- Extreme daily usage: 49-63 days.
Generally accepted time frames for benzoylecgonine (the metabolite of cocaine that is tested for) to show in UA are:
- Casual or single dose users: 1-5 days.
- Regular or high dose users: up to 8 days.
- Heavy or chronic users: as long as 14-28 days, or longer.
Use of alcohol or caffeine alongside or after using cocaine will lengthen the amount of time it takes for Benzoylecgonine to be eliminated.
Common opiates include morphine, codeine, Methadone, Hydrocodone, and Oxycodone. Opiates and morphine derivatives will generally be detectable in urine for 1-12 days, depending on frequency of use and amount of dosage.
Amphetamines and Methamphetamines:
In general, amphetamines and methamphetamines have a detection period of 1-5 days in urine,
Phencyclidine – PCP, Angel Dust:
PCP is stored in fatty lipid tissue, and can be released into the bloodstream for up to several weeks. General guidelines are 1-10 days for casual use, and 1-4 weeks for heavy or chronic users.
All substances will remain in the hair follicle until hair is cut off. Drug use can be detected through hair follicle testing after approximately 5-10 days, the average time that it will take for affected hair to grow past the scalp. Most hair follicle drug tests will test for a period of 90 to 120 days. As the average human hair grows about 1/2 inch per month, that would require about 1 1/2 inches of hair for testing.

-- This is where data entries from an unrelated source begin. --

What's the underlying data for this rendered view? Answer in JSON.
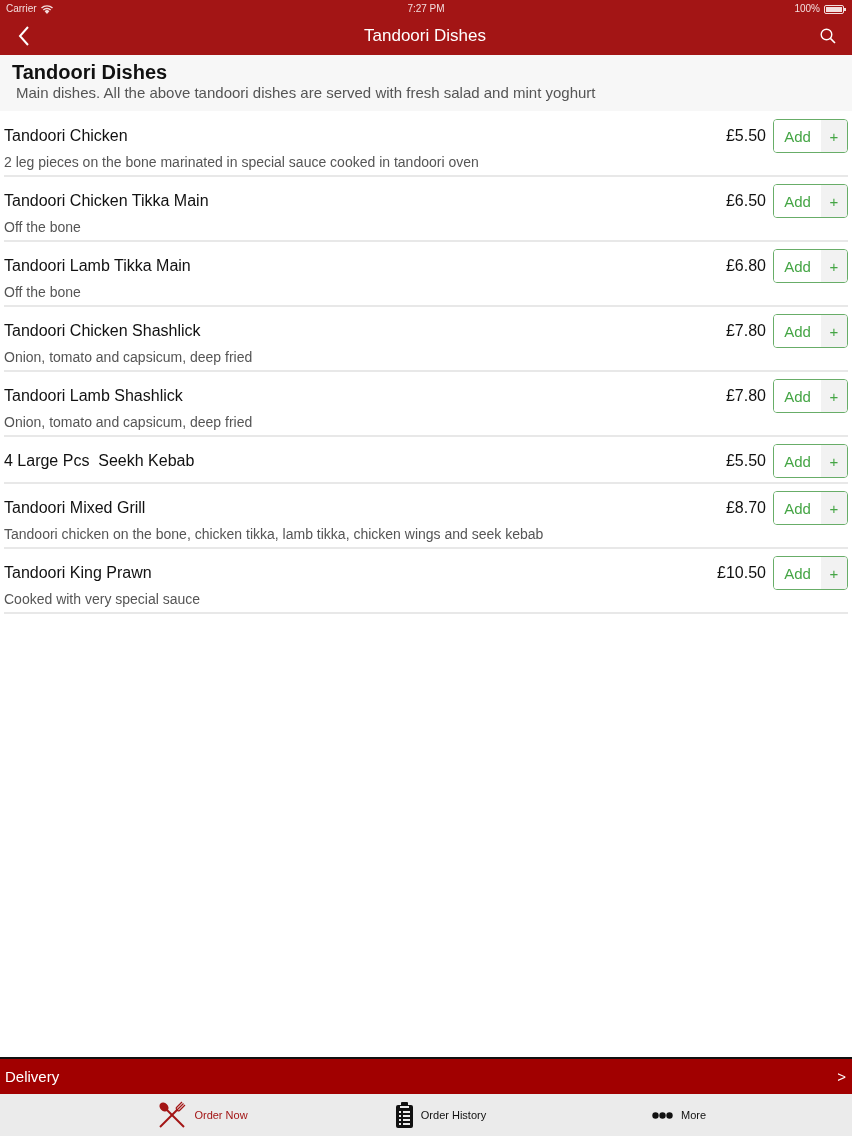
{
  "status_bar": {
    "carrier": "Carrier",
    "time": "7:27 PM",
    "battery": "100%"
  },
  "nav_bar": {
    "title": "Tandoori Dishes"
  },
  "category": {
    "title": "Tandoori Dishes",
    "description": "Main dishes. All the above tandoori dishes are served with fresh salad and mint yoghurt"
  },
  "items": [
    {
      "name": "Tandoori Chicken",
      "price": "£5.50",
      "description": "2 leg pieces on the bone marinated in special sauce cooked in tandoori oven",
      "add_label": "Add",
      "plus_label": "+"
    },
    {
      "name": "Tandoori Chicken Tikka Main",
      "price": "£6.50",
      "description": "Off the bone",
      "add_label": "Add",
      "plus_label": "+"
    },
    {
      "name": "Tandoori Lamb Tikka Main",
      "price": "£6.80",
      "description": "Off the bone",
      "add_label": "Add",
      "plus_label": "+"
    },
    {
      "name": "Tandoori Chicken Shashlick",
      "price": "£7.80",
      "description": "Onion, tomato and capsicum, deep fried",
      "add_label": "Add",
      "plus_label": "+"
    },
    {
      "name": "Tandoori Lamb Shashlick",
      "price": "£7.80",
      "description": "Onion, tomato and capsicum, deep fried",
      "add_label": "Add",
      "plus_label": "+"
    },
    {
      "name": "4 Large Pcs  Seekh Kebab",
      "price": "£5.50",
      "add_label": "Add",
      "plus_label": "+"
    },
    {
      "name": "Tandoori Mixed Grill",
      "price": "£8.70",
      "description": "Tandoori chicken on the bone, chicken tikka, lamb tikka, chicken wings and seek kebab",
      "add_label": "Add",
      "plus_label": "+"
    },
    {
      "name": "Tandoori King Prawn",
      "price": "£10.50",
      "description": "Cooked with very special sauce",
      "add_label": "Add",
      "plus_label": "+"
    }
  ],
  "delivery_bar": {
    "label": "Delivery",
    "arrow": ">"
  },
  "tabs": [
    {
      "label": "Order Now",
      "selected": true
    },
    {
      "label": "Order History",
      "selected": false
    },
    {
      "label": "More",
      "selected": false
    }
  ]
}
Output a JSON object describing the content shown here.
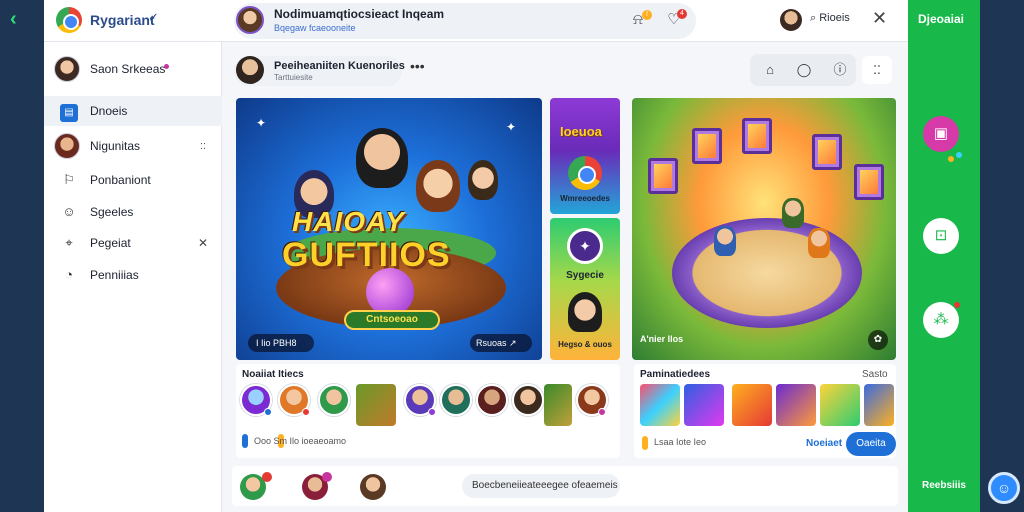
{
  "app": {
    "brand": "Rygariant",
    "brand_check": "✓"
  },
  "topbar": {
    "title": "Nodimuamqtiocsieact Inqeam",
    "subtitle": "Bqegaw fcaeooneite",
    "icons": [
      "bell-icon",
      "heart-icon"
    ],
    "badge_1": "!",
    "badge_2": "4",
    "search_label": "Rioeis",
    "close": "✕"
  },
  "sidebar": {
    "items": [
      {
        "label": "Saon Srkeeas",
        "icon": "avatar"
      },
      {
        "label": "Dnoeis",
        "icon": "doc-icon"
      },
      {
        "label": "Nigunitas",
        "icon": "avatar"
      },
      {
        "label": "Ponbaniont",
        "icon": "flag-icon"
      },
      {
        "label": "Sgeeles",
        "icon": "smile-icon"
      },
      {
        "label": "Pegeiat",
        "icon": "map-icon"
      },
      {
        "label": "Penniiias",
        "icon": "clock-icon"
      }
    ],
    "item_marks": [
      "::",
      "✕"
    ]
  },
  "content": {
    "header": {
      "title": "Peeiheaniiten Kuenoriles",
      "subtitle": "Tarttuiesite",
      "menu": "•••"
    },
    "grid_button": "⁚⁚",
    "hero": {
      "title_1": "HAIOAY",
      "title_2": "GUFTIIOS",
      "chip": "Cntsoeoao",
      "tag_left": "I Iio PBH8",
      "tag_right": "Rsuoas",
      "tag_right_icon": "↗"
    },
    "tile_1": {
      "title": "Ioeuoa",
      "caption": "Wmreeoedes"
    },
    "tile_2": {
      "title": "Sygecie",
      "caption": "Hegso & ouos"
    },
    "hero2": {
      "tag_left": "A'nier Ilos",
      "corner": "✿"
    },
    "friends": {
      "title": "Noaiiat Itiecs",
      "footer": "Ooo Sm Ilo ioeaeoamo"
    },
    "apps": {
      "title": "Paminatiedees",
      "more": "Sasto",
      "footer": "Lsaa Iote Ieo"
    },
    "composer": {
      "placeholder": "Boecbeneiieateeegee ofeaemeis",
      "link": "Noeiaet",
      "button": "Oaeita"
    }
  },
  "right_panel": {
    "title": "Djeoaiai",
    "footer": "Reebsiiis"
  },
  "colors": {
    "accent": "#18b94a",
    "primary": "#1e6fd6",
    "navy": "#1e3553"
  }
}
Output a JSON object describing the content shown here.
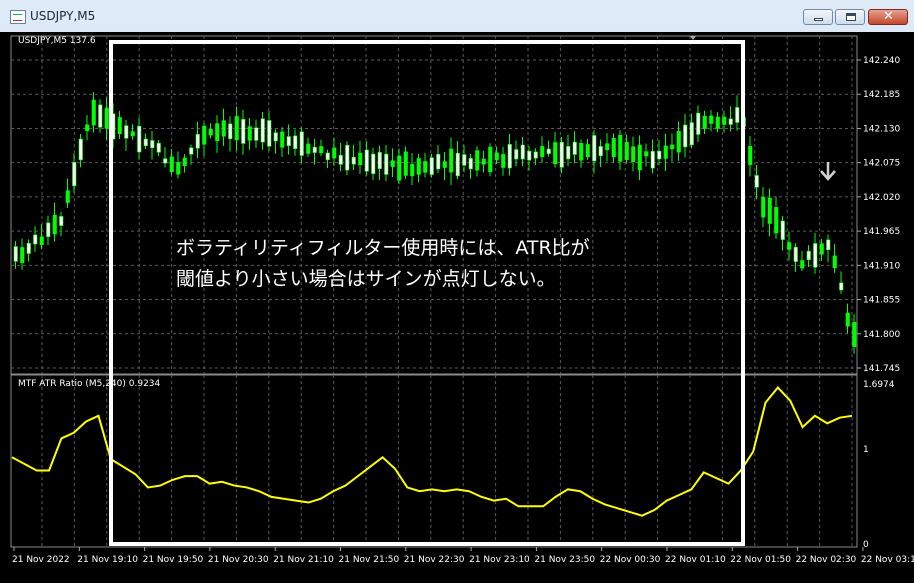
{
  "window": {
    "title": "USDJPY,M5",
    "close_glyph": "✕"
  },
  "main_chart": {
    "label": "USDJPY,M5  137.6",
    "price_labels": [
      "142.240",
      "142.185",
      "142.130",
      "142.075",
      "142.020",
      "141.965",
      "141.910",
      "141.855",
      "141.800",
      "141.745"
    ],
    "annotation": [
      "ボラティリティフィルター使用時には、ATR比が",
      "閾値より小さい場合はサインが点灯しない。"
    ]
  },
  "indicator": {
    "label": "MTF ATR Ratio  (M5,240) 0.9234",
    "scale_labels": [
      "1.6974",
      "1",
      "0"
    ],
    "color": "#ffff00"
  },
  "time_labels": [
    "21 Nov 2022",
    "21 Nov 19:10",
    "21 Nov 19:50",
    "21 Nov 20:30",
    "21 Nov 21:10",
    "21 Nov 21:50",
    "21 Nov 22:30",
    "21 Nov 23:10",
    "21 Nov 23:50",
    "22 Nov 00:30",
    "22 Nov 01:10",
    "22 Nov 01:50",
    "22 Nov 02:30",
    "22 Nov 03:10"
  ],
  "colors": {
    "bull": "#ffffff",
    "bear": "#00ff00",
    "grid": "#5a5a5a",
    "highlight_box": "#ffffff",
    "signal_arrow": "#d0d0d0"
  },
  "chart_data": {
    "type": "line",
    "title": "",
    "series": [
      {
        "name": "MTF ATR Ratio",
        "values": [
          0.92,
          0.85,
          0.78,
          0.78,
          1.12,
          1.18,
          1.3,
          1.36,
          0.9,
          0.82,
          0.74,
          0.6,
          0.62,
          0.68,
          0.72,
          0.72,
          0.64,
          0.66,
          0.62,
          0.6,
          0.56,
          0.5,
          0.48,
          0.46,
          0.44,
          0.48,
          0.56,
          0.62,
          0.72,
          0.82,
          0.92,
          0.8,
          0.6,
          0.56,
          0.58,
          0.56,
          0.58,
          0.56,
          0.5,
          0.46,
          0.48,
          0.4,
          0.4,
          0.4,
          0.5,
          0.58,
          0.56,
          0.48,
          0.42,
          0.38,
          0.34,
          0.3,
          0.36,
          0.46,
          0.52,
          0.58,
          0.76,
          0.7,
          0.64,
          0.78,
          0.98,
          1.5,
          1.66,
          1.52,
          1.24,
          1.36,
          1.28,
          1.34,
          1.36
        ]
      }
    ],
    "ylim": [
      0,
      1.6974
    ]
  }
}
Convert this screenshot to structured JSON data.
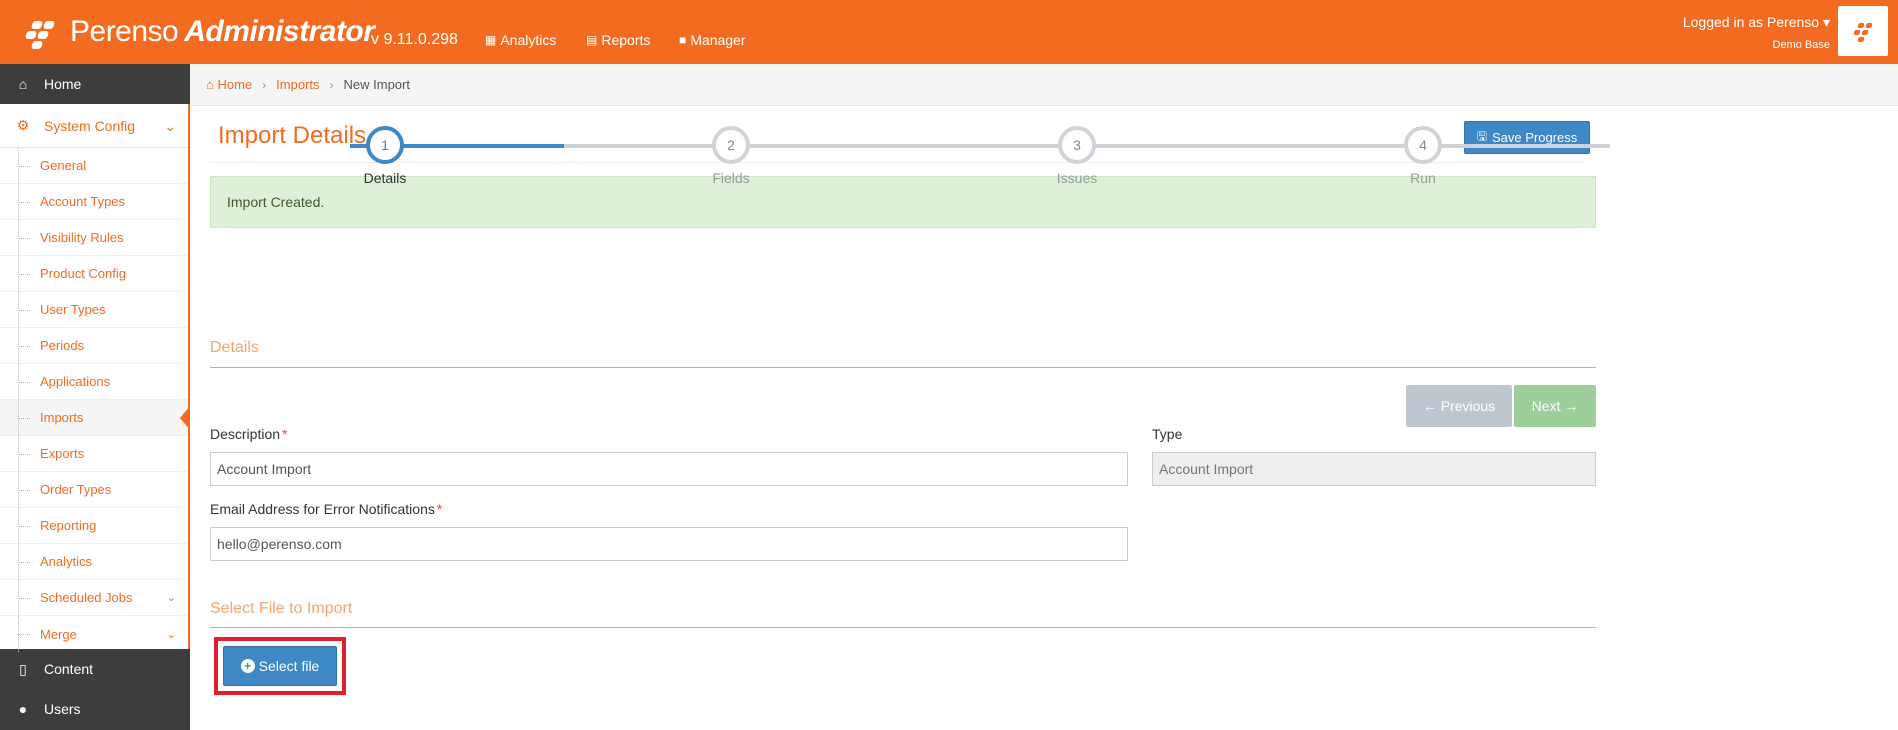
{
  "header": {
    "brand_first": "Perenso",
    "brand_second": "Administrator",
    "version": "v 9.11.0.298",
    "nav": [
      {
        "label": "Analytics",
        "icon": "chart-icon"
      },
      {
        "label": "Reports",
        "icon": "table-icon"
      },
      {
        "label": "Manager",
        "icon": "briefcase-icon"
      }
    ],
    "user_label": "Logged in as Perenso",
    "user_base": "Demo Base"
  },
  "sidebar": {
    "home": "Home",
    "system_config": "System Config",
    "items": [
      {
        "label": "General"
      },
      {
        "label": "Account Types"
      },
      {
        "label": "Visibility Rules"
      },
      {
        "label": "Product Config"
      },
      {
        "label": "User Types"
      },
      {
        "label": "Periods"
      },
      {
        "label": "Applications"
      },
      {
        "label": "Imports"
      },
      {
        "label": "Exports"
      },
      {
        "label": "Order Types"
      },
      {
        "label": "Reporting"
      },
      {
        "label": "Analytics"
      },
      {
        "label": "Scheduled Jobs"
      },
      {
        "label": "Merge"
      }
    ],
    "active_item": "Imports",
    "content": "Content",
    "users": "Users"
  },
  "breadcrumb": {
    "home": "Home",
    "imports": "Imports",
    "current": "New Import"
  },
  "page": {
    "title": "Import Details",
    "save_label": "Save Progress",
    "alert": "Import Created."
  },
  "stepper": {
    "active_step": 1,
    "progress": 0.5,
    "steps": [
      {
        "num": "1",
        "label": "Details"
      },
      {
        "num": "2",
        "label": "Fields"
      },
      {
        "num": "3",
        "label": "Issues"
      },
      {
        "num": "4",
        "label": "Run"
      }
    ]
  },
  "details": {
    "section_title": "Details",
    "previous_label": "Previous",
    "next_label": "Next",
    "description_label": "Description",
    "description_value": "Account Import",
    "type_label": "Type",
    "type_value": "Account Import",
    "email_label": "Email Address for Error Notifications",
    "email_value": "hello@perenso.com",
    "required_mark": "*"
  },
  "file": {
    "section_title": "Select File to Import",
    "select_label": "Select file"
  },
  "colors": {
    "brand_orange": "#f26b21",
    "primary_blue": "#3d88c5",
    "success_bg": "#dff0d8",
    "highlight_red": "#e0202e"
  }
}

Hair on a person's head grows an average of 1/2-inch per month, and the average length of hair is 1 1/2-inches. TruckingTruth did not actually make those measurements, it's all science-y statistical stuff.
Therefore, the normal standard is for the trucking companies to use hair follicle testing to check back 90 days for the presence of metabolites indicating drug use. Hair is cut as close to the scalp as possible. The minimum amount of time tested is normally about 1 month (1/2 inch). The longer the hair, the farther back the test can trace drug activity.
If the hair on the head is not long enough, body hair can be substituted. Body hair grows slower, and is normally replaced yearly, so it is more difficult to accurately represent a time frame.
Hair follicle testing has been shown to be more effective than urine analysis in detecting low-level drug use, as most drugs are rapidly excreted and undetectable with urinalysis within about 72 hours. Marijuana screening is known to be slightly less effective when using the hair test, but is accepted as a rough equivalent.
Around 70-100 hairs are needed to perform testing on hair follicles, or roughly the diameter of a pencil. Excess hair that is not used for testing will normally be kept in the chain-of-custody container, for various periods of time, depending on the testing service provider, the employer, and a negative or positive result.
Hair samples are washed thoroughly to remove external contamination (residue from smoke and other substances), and cut-off levels are established to help prevent positive results from passive inhalation (second-hand smoke). However, washing, shampooing, or treating the hair will not remove traces of drugs within the hair, nor will it cover them up.
Alcohol is normally detectable with a breathalyzer for up to 12-24 hours. Rule of thumb is that a body will typically burn an ounce of alcohol, i.e. one shot or one beer, per hour. A person's BAC is determined by factors such as body size and weight, metabolism rate, food intake, and type and amount of alcohol consumed. These times should be considered general guidelines rather than absolutes.
Alcohol testing will normally be performed using a DOT-approved breathalyzer device (Evidential Breath Testing device, or EBT).
A positive test for alcohol concentration of more than 0.02 in the system will be confirmed by waiting 15 minutes and re-testing. A confirmation test showing less than 0.02 BAC will require no further action, while a test at 0.02 BAC or more will be reported to the employer.
In some cases, a driver's blood alcohol concentration (BAC) may be checked by testing saliva, instead.
A positive test of 0.02 will require that a driver be off-duty for at least 24 hours, and a level of 0.04 or greater will require a CDL holder to be placed out-of-service until completion of the return-to-duty process.